Requirement:
Quote, word for word, every line starting at the line that contains "Transcribe this image's" and ending with the last line of the records; include both of these lines and no others.

Exercise material:
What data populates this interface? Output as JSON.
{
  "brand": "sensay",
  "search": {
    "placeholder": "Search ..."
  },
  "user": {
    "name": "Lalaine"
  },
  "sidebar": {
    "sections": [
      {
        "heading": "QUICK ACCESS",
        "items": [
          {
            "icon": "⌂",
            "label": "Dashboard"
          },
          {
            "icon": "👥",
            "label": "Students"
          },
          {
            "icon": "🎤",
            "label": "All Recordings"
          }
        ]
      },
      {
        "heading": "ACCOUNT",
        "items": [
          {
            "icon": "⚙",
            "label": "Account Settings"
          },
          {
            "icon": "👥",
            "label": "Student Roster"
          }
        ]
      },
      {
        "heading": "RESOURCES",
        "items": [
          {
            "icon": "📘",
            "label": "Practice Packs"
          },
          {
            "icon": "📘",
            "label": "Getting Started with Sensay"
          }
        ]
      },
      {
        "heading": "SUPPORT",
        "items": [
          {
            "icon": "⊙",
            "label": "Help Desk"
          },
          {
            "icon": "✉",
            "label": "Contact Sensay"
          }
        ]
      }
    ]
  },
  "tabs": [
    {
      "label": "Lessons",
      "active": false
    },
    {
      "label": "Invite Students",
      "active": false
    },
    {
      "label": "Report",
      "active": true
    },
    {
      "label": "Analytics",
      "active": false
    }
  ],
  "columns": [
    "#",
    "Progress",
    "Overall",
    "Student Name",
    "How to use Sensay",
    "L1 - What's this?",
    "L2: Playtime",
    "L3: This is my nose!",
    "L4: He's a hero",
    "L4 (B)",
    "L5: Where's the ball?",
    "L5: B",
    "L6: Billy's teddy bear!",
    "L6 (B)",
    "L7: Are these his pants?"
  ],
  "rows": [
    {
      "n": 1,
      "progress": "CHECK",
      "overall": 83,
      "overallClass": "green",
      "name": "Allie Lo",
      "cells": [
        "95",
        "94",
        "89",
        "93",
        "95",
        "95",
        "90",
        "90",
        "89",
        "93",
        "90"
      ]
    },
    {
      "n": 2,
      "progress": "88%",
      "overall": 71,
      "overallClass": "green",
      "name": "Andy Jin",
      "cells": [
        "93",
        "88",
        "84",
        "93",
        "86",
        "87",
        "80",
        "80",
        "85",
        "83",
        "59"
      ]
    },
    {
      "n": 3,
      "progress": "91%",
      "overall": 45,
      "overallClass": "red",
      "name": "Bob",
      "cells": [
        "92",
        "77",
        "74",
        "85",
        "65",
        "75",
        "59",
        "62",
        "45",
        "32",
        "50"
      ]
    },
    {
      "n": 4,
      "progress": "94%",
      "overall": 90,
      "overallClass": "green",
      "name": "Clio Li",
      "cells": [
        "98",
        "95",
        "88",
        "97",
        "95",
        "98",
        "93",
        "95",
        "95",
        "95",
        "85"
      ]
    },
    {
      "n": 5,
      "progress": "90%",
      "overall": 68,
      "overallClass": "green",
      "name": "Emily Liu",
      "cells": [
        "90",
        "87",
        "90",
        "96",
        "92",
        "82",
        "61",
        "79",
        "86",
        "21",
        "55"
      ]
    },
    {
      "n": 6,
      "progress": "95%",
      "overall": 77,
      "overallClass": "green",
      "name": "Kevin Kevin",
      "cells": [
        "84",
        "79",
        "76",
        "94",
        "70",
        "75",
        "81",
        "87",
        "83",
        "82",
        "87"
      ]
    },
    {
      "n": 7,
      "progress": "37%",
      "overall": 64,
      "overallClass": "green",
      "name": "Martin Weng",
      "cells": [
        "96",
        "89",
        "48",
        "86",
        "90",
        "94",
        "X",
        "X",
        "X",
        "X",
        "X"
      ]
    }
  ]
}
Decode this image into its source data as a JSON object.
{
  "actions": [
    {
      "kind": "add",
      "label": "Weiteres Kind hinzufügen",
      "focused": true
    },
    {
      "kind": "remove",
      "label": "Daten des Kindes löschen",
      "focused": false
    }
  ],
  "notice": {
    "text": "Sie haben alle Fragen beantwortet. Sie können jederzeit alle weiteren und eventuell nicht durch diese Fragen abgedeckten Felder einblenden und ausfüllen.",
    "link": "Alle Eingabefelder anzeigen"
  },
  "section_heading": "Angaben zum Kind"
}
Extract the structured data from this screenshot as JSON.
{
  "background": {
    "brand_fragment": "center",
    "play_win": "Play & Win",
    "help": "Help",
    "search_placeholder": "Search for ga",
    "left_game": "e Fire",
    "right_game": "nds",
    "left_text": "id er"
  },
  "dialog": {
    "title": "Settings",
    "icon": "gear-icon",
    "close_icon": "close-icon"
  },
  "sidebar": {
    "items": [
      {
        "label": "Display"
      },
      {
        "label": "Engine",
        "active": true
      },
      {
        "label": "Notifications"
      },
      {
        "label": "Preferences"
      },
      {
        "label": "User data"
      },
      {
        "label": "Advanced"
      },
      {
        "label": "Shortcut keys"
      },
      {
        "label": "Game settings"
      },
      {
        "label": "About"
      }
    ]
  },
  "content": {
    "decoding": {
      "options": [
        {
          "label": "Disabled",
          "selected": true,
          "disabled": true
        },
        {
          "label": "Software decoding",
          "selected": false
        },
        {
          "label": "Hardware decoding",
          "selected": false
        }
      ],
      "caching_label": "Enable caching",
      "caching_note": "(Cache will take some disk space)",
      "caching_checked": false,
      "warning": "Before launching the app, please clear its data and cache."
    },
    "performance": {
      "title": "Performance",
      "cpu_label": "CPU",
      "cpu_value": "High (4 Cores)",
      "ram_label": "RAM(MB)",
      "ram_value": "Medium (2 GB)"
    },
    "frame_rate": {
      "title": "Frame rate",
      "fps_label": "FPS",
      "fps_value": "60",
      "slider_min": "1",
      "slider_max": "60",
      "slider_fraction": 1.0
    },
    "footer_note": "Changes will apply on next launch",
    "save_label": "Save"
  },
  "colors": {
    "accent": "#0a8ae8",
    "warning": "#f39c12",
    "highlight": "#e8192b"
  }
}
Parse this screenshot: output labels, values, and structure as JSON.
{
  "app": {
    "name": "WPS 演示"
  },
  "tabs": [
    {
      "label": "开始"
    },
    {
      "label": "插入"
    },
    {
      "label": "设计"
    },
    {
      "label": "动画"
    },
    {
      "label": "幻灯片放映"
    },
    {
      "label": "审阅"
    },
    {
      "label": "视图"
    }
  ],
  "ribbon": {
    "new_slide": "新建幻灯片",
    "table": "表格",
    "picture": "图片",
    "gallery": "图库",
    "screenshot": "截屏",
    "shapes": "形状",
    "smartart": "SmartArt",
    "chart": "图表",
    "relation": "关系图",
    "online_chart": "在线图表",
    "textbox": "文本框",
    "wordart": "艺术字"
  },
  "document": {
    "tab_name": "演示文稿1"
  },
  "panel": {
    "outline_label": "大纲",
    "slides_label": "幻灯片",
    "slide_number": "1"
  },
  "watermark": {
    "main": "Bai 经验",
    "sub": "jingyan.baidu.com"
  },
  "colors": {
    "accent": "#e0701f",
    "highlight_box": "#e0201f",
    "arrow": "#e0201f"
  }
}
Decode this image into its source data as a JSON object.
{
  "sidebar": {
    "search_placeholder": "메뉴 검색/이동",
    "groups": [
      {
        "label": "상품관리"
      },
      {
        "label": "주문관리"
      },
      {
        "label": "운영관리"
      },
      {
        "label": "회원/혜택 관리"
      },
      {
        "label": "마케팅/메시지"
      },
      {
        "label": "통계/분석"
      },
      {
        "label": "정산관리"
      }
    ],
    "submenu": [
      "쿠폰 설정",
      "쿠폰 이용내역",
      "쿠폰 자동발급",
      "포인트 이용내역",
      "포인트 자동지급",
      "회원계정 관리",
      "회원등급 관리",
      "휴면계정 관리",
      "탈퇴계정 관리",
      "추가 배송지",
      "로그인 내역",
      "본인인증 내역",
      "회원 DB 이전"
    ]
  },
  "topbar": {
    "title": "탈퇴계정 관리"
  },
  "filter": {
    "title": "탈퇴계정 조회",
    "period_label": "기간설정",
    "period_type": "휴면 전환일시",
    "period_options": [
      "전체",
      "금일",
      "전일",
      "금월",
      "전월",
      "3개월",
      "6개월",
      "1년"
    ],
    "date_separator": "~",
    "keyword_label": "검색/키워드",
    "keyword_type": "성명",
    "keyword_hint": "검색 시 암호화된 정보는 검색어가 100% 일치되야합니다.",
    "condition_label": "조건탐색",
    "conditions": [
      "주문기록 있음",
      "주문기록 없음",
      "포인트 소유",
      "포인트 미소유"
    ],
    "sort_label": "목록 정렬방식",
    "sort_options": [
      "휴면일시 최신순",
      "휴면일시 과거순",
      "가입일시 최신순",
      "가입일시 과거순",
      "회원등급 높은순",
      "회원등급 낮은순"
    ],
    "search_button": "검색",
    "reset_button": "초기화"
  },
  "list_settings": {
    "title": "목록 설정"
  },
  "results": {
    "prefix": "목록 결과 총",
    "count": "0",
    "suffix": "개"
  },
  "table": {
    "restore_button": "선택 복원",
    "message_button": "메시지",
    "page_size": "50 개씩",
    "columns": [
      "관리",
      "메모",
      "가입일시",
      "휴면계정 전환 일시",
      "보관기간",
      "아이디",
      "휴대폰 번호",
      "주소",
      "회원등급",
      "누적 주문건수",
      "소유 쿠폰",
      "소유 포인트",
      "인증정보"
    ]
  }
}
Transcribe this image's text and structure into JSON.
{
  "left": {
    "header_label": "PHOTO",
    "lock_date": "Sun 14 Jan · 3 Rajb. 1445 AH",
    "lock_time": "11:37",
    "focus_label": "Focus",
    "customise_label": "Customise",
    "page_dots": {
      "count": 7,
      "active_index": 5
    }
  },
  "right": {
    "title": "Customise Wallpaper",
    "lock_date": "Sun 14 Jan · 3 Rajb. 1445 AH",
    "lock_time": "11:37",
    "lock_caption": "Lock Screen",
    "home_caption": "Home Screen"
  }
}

Response:
Transcribe this image's text and structure into JSON.
{
  "left": {
    "header_label": "PHOTO",
    "lock_date": "Sun 14 Jan · 3 Rajb. 1445 AH",
    "lock_time": "11:37",
    "focus_label": "Focus",
    "customise_label": "Customise",
    "page_dots": {
      "count": 7,
      "active_index": 5
    }
  },
  "right": {
    "title": "Customise Wallpaper",
    "lock_date": "Sun 14 Jan · 3 Rajb. 1445 AH",
    "lock_time": "11:37",
    "lock_caption": "Lock Screen",
    "home_caption": "Home Screen"
  }
}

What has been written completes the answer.